Data for this exercise Block Start

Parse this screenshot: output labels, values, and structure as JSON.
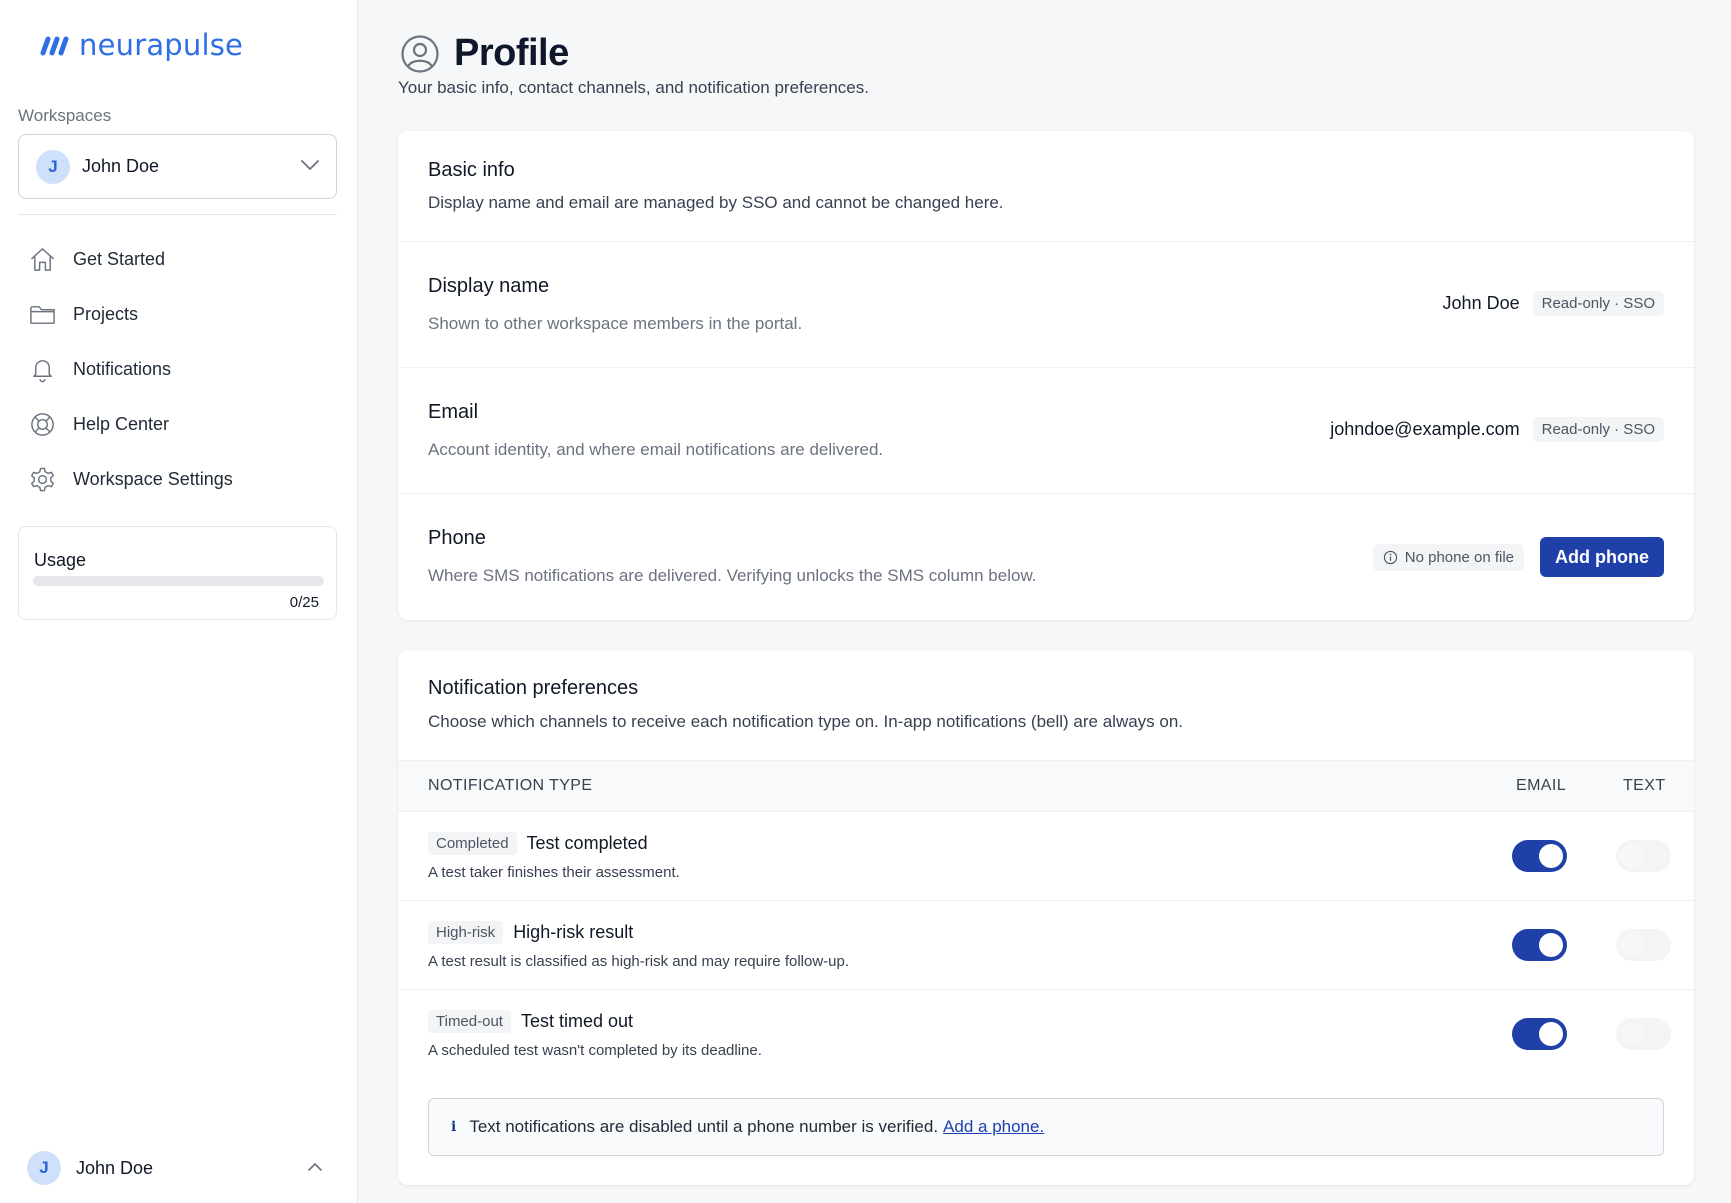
{
  "brand": {
    "name": "neurapulse",
    "color": "#2f6fe4"
  },
  "sidebar": {
    "workspaces_label": "Workspaces",
    "workspace": {
      "initial": "J",
      "name": "John Doe"
    },
    "nav": [
      {
        "label": "Get Started",
        "icon": "home-icon"
      },
      {
        "label": "Projects",
        "icon": "folder-icon"
      },
      {
        "label": "Notifications",
        "icon": "bell-icon"
      },
      {
        "label": "Help Center",
        "icon": "lifebuoy-icon"
      },
      {
        "label": "Workspace Settings",
        "icon": "gear-icon"
      }
    ],
    "usage": {
      "title": "Usage",
      "used": 0,
      "limit": 25,
      "count_text": "0/25"
    },
    "user": {
      "initial": "J",
      "name": "John Doe"
    }
  },
  "page": {
    "title": "Profile",
    "subtitle": "Your basic info, contact channels, and notification preferences."
  },
  "basic_info": {
    "title": "Basic info",
    "description": "Display name and email are managed by SSO and cannot be changed here.",
    "display_name": {
      "label": "Display name",
      "help": "Shown to other workspace members in the portal.",
      "value": "John Doe",
      "badge": "Read-only · SSO"
    },
    "email": {
      "label": "Email",
      "help": "Account identity, and where email notifications are delivered.",
      "value": "johndoe@example.com",
      "badge": "Read-only · SSO"
    },
    "phone": {
      "label": "Phone",
      "help": "Where SMS notifications are delivered. Verifying unlocks the SMS column below.",
      "status": "No phone on file",
      "button": "Add phone"
    }
  },
  "notifications": {
    "title": "Notification preferences",
    "description": "Choose which channels to receive each notification type on. In-app notifications (bell) are always on.",
    "columns": {
      "type": "NOTIFICATION TYPE",
      "email": "EMAIL",
      "text": "TEXT"
    },
    "rows": [
      {
        "tag": "Completed",
        "title": "Test completed",
        "desc": "A test taker finishes their assessment.",
        "email": true,
        "text": false
      },
      {
        "tag": "High-risk",
        "title": "High-risk result",
        "desc": "A test result is classified as high-risk and may require follow-up.",
        "email": true,
        "text": false
      },
      {
        "tag": "Timed-out",
        "title": "Test timed out",
        "desc": "A scheduled test wasn't completed by its deadline.",
        "email": true,
        "text": false
      }
    ],
    "notice": {
      "text": "Text notifications are disabled until a phone number is verified.",
      "link": "Add a phone."
    }
  },
  "colors": {
    "primary": "#1e40a8",
    "toggle_on": "#1e40a8",
    "toggle_off": "#f3f4f6"
  }
}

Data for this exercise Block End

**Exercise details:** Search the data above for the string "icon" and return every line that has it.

**Response area:**
        "icon": "home-icon"
        "icon": "folder-icon"
        "icon": "bell-icon"
        "icon": "lifebuoy-icon"
        "icon": "gear-icon"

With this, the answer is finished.